After breaking somewhat unexpectedly into The Soft Power 30 in 2016, Russia continues its upward trajectory, climbing one place to 26. Russia has certainly been a prominent fixture in the international headlines this year. US President Donald Trump started his tenure commending President Putin’s strong leadership attributes, only to end up hounded by allegations that his administration was back-channelling with the Kremlin, during the 2016 presidential election. And since the US Intelligence Committee publicly concluded that the Kremlin interfered in the 2016 presidential election there has been further finger pointing in additional cases of election interference and state-supported hacking cases. On the flip side, Russian soft power has seen a boost with its handling of the Syrian peace process, having taken the driver’s seat in negotiations as Assad’s most powerful confidante and helped broker a cease-fire agreement. Outside of international relations, culture remains a strong point for Russia. Home to world-class institutions like the Bolshoi Ballet and Hermitage Museum, Russia’s projection of high culture can go toe-to-toe with any nation.
Russia holds onto its top-10 position in our Engagement sub-index, reflecting strong performances in its embassy network and permanent missions to multilateral organisations. Given the wealth of cultural assets Russia has at its fingertips, it’s possible to climb even higher in this sub-index with a greater emphasis on its cultural missions.
Russia narrowly avoids the bottom of our Government sub-index this year, sitting just above Brazil. According to Freedom House, “heavily flawed 2016 legislative elections further excluded opposition forces from the political process”, while the Economist Democracy Index notes that “authoritarian regimes such as Russia performed particularly poorly in the electoral process and pluralism category”. Russia does have a few redeeming government qualities, including number of think thanks.

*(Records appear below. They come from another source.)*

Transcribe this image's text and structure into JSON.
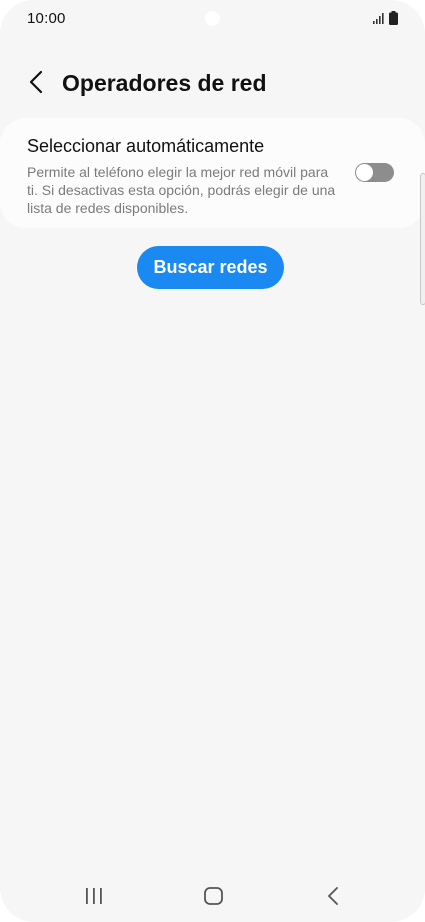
{
  "status_bar": {
    "time": "10:00",
    "signal_icon": "signal-icon",
    "battery_icon": "battery-icon"
  },
  "header": {
    "back_icon": "chevron-left-icon",
    "title": "Operadores de red"
  },
  "auto_select": {
    "title": "Seleccionar automáticamente",
    "description": "Permite al teléfono elegir la mejor red móvil para ti. Si desactivas esta opción, podrás elegir de una lista de redes disponibles.",
    "toggle_on": false
  },
  "search_button": {
    "label": "Buscar redes"
  },
  "nav_bar": {
    "recents_icon": "recents-icon",
    "home_icon": "home-icon",
    "back_icon": "back-icon"
  },
  "colors": {
    "accent": "#1a89f2",
    "background": "#f6f6f6",
    "toggle_off": "#8d8d8d"
  }
}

With all eyes (and scrutiny) on Russia in 2018 as it looks to hold both presidential elections and host the FIFA World Cup, the country needs to be seen as much more welcoming than it is currently. It performs the worst out of all 30 countries for “welcoming to tourists” according to our international polling. In foreign policy terms, the West is likely to remain suspicious of Russia for some time. A grand gesture of co-operation would certainly help to reset the narrative.